== Work request ==
Which lines of the records below contain the word "JSON"? Show each one.
··········
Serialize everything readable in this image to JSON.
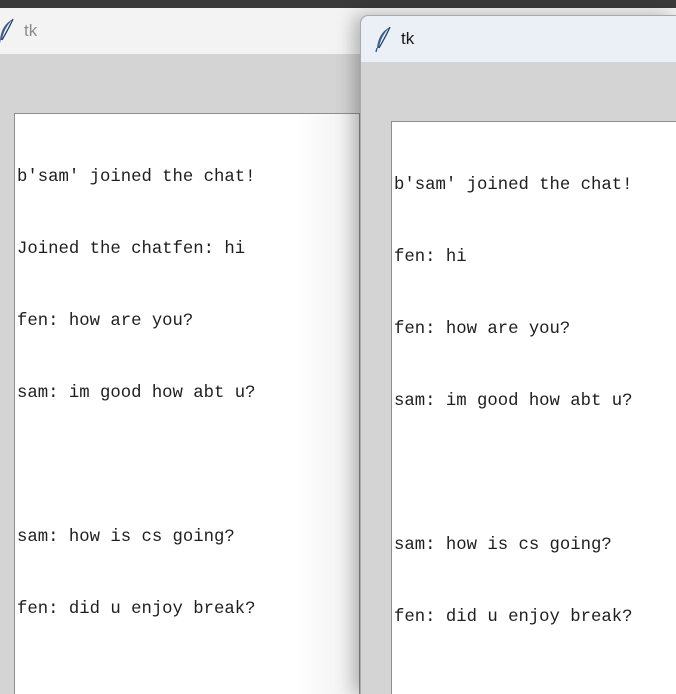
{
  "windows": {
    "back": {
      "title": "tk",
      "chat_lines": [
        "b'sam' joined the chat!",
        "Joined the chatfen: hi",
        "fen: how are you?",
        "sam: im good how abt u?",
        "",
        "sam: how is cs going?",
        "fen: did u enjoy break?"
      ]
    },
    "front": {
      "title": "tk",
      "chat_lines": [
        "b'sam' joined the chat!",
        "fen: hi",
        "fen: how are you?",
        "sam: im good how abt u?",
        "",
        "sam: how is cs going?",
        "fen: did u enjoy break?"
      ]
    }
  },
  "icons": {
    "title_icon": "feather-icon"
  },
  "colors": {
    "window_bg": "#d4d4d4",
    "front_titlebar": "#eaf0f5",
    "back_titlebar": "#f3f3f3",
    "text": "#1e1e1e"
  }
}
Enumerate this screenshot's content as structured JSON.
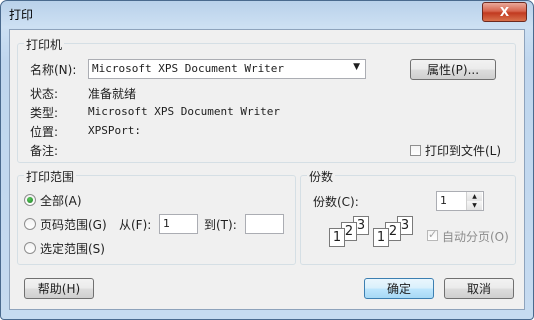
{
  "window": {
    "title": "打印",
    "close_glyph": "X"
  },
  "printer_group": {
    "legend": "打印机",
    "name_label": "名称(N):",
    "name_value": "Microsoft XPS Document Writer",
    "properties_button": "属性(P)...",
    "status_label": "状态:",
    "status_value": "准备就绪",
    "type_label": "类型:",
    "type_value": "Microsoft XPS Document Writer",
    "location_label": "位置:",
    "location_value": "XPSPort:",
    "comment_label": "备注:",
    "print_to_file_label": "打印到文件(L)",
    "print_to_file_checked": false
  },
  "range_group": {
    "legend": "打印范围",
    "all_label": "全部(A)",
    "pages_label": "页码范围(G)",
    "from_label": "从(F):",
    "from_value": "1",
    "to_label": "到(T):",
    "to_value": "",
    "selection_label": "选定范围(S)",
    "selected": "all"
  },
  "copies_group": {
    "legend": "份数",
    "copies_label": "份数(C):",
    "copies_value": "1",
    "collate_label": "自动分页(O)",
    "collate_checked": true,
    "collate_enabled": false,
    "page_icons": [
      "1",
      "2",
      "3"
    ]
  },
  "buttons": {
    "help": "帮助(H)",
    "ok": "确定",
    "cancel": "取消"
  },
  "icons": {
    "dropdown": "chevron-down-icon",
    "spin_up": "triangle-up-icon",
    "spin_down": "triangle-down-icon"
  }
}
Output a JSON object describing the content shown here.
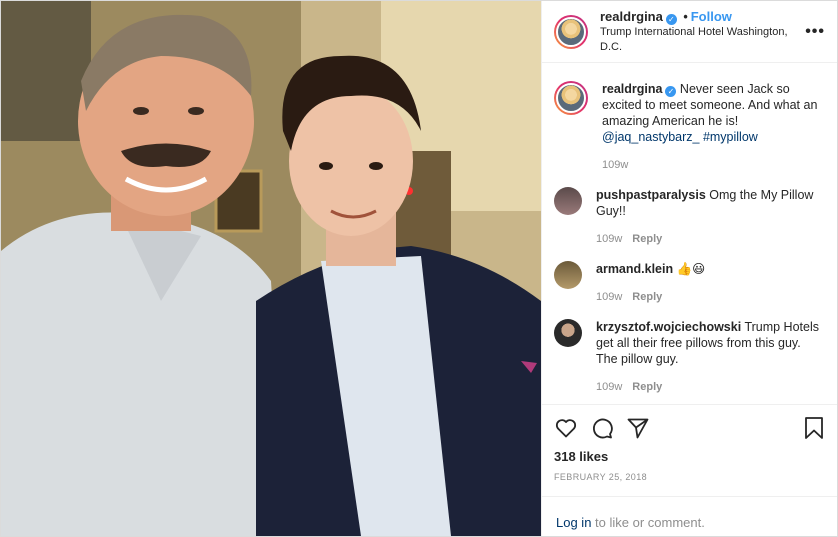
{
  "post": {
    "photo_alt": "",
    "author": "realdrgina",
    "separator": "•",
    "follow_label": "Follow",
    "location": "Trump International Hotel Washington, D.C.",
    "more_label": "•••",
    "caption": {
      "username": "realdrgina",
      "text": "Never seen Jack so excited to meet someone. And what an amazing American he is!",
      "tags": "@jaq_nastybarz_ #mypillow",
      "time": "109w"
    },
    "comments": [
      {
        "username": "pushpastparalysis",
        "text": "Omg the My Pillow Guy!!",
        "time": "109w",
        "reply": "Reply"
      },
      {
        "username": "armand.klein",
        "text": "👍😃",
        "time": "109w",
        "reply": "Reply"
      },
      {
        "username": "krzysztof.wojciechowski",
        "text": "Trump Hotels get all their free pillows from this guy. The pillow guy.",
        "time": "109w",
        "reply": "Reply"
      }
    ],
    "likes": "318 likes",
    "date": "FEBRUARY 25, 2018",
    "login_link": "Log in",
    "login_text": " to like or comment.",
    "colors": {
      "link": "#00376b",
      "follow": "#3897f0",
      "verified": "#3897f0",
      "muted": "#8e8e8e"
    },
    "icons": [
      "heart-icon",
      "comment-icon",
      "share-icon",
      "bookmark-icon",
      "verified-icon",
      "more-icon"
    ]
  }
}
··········
== Your solution ==
Serialize everything readable in this image to JSON.
Enumerate this screenshot's content as structured JSON.
Output a JSON object describing the content shown here.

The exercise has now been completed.